WHAT IS EXPECTED - Read the records below and copy each line that contains "配置文件".

::::

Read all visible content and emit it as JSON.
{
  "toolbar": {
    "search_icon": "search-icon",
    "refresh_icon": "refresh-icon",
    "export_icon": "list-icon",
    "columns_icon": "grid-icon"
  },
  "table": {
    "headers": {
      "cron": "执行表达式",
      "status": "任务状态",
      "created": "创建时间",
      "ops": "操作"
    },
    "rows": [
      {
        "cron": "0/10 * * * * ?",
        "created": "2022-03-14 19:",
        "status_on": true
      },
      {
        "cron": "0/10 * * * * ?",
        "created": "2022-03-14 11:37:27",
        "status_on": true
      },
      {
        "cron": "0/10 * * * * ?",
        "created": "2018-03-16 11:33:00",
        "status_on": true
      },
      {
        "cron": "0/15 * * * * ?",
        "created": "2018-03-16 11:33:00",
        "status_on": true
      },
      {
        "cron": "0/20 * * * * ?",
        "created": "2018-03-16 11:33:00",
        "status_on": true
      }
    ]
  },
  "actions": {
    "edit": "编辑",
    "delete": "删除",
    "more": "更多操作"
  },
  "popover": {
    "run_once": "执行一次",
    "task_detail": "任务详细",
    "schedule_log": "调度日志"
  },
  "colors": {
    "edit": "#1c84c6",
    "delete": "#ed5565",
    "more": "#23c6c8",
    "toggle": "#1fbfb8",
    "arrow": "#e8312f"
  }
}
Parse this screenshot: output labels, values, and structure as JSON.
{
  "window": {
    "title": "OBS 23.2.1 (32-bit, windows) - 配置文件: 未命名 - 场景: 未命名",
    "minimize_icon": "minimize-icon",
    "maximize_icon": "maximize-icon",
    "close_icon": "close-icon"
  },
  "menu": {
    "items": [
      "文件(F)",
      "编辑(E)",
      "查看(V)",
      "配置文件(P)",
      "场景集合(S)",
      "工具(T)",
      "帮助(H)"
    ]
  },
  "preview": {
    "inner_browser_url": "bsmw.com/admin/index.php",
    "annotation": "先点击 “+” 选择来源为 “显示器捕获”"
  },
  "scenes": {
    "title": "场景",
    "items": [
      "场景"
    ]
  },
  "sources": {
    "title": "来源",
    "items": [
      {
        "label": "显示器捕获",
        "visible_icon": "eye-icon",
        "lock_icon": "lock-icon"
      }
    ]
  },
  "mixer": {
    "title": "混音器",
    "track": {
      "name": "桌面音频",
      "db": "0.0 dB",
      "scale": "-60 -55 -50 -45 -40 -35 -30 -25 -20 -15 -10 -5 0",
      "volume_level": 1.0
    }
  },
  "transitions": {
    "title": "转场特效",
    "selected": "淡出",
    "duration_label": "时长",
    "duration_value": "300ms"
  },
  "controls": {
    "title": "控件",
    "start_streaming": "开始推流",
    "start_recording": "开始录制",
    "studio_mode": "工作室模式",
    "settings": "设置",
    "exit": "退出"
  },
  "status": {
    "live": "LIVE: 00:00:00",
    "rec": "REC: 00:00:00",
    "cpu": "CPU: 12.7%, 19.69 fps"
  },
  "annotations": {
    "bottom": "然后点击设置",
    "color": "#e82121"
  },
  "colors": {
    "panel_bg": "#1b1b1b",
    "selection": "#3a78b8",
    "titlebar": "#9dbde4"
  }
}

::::

SOLUTION TO THIS TASK -
    "title": "OBS 23.2.1 (32-bit, windows) - 配置文件: 未命名 - 场景: 未命名",
      "配置文件(P)",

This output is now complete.